## Problem to solve
Only the lines from the one that contains "Output a JSON" through the final line of the entries should be repeated, exactly as written.

## Exercise material
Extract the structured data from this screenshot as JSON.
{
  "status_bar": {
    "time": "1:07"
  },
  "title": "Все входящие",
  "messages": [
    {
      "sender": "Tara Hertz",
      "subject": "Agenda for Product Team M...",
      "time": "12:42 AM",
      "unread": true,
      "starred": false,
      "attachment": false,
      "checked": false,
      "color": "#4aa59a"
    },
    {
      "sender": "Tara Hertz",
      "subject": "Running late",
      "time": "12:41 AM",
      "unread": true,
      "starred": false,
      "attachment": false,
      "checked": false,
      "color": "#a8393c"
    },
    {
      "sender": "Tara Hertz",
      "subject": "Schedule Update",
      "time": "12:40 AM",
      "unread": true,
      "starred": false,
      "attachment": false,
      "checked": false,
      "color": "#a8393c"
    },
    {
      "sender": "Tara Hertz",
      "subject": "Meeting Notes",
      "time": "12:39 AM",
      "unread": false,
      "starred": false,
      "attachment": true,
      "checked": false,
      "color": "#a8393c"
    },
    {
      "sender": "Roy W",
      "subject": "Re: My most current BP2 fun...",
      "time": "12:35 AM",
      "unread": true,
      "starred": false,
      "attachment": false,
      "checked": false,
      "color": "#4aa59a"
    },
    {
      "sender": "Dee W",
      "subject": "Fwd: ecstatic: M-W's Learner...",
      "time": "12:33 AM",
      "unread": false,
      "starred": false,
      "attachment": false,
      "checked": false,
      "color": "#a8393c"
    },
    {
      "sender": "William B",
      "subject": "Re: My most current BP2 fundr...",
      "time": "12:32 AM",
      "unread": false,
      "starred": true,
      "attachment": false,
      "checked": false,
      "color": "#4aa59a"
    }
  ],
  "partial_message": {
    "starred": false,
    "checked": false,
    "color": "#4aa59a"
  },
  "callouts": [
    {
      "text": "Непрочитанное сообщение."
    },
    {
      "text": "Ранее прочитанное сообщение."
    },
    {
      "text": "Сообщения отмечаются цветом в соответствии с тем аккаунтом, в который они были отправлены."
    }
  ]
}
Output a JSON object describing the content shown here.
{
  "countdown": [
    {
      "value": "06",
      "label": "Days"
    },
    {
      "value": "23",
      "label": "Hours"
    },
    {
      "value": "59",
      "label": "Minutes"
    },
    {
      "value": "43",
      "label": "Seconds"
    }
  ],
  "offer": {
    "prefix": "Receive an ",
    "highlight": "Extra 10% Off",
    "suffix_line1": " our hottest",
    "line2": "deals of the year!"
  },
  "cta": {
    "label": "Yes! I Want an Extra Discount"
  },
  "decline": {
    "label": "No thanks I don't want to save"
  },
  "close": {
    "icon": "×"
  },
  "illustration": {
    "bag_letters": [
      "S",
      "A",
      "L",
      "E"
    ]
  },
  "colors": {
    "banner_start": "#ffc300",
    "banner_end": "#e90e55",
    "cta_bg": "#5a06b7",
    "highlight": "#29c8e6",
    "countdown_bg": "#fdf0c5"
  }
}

## Response
Output a JSON object describing the content shown here.
{
  "countdown": [
    {
      "value": "06",
      "label": "Days"
    },
    {
      "value": "23",
      "label": "Hours"
    },
    {
      "value": "59",
      "label": "Minutes"
    },
    {
      "value": "43",
      "label": "Seconds"
    }
  ],
  "offer": {
    "prefix": "Receive an ",
    "highlight": "Extra 10% Off",
    "suffix_line1": " our hottest",
    "line2": "deals of the year!"
  },
  "cta": {
    "label": "Yes! I Want an Extra Discount"
  },
  "decline": {
    "label": "No thanks I don't want to save"
  },
  "close": {
    "icon": "×"
  },
  "illustration": {
    "bag_letters": [
      "S",
      "A",
      "L",
      "E"
    ]
  },
  "colors": {
    "banner_start": "#ffc300",
    "banner_end": "#e90e55",
    "cta_bg": "#5a06b7",
    "highlight": "#29c8e6",
    "countdown_bg": "#fdf0c5"
  }
}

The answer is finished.